Work to be completed>
Each entry needs to be reproduced exactly as it is.

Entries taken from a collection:

--------------------------------

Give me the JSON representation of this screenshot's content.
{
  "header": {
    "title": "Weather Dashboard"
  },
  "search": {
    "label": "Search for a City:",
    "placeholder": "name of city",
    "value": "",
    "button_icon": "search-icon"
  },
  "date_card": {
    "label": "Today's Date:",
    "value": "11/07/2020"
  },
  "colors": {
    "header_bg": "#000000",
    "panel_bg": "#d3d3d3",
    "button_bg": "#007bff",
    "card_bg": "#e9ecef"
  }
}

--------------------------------

Task result>
Give me the JSON representation of this screenshot's content.
{
  "header": {
    "title": "Weather Dashboard"
  },
  "search": {
    "label": "Search for a City:",
    "placeholder": "name of city",
    "value": "",
    "button_icon": "search-icon"
  },
  "date_card": {
    "label": "Today's Date:",
    "value": "11/07/2020"
  },
  "colors": {
    "header_bg": "#000000",
    "panel_bg": "#d3d3d3",
    "button_bg": "#007bff",
    "card_bg": "#e9ecef"
  }
}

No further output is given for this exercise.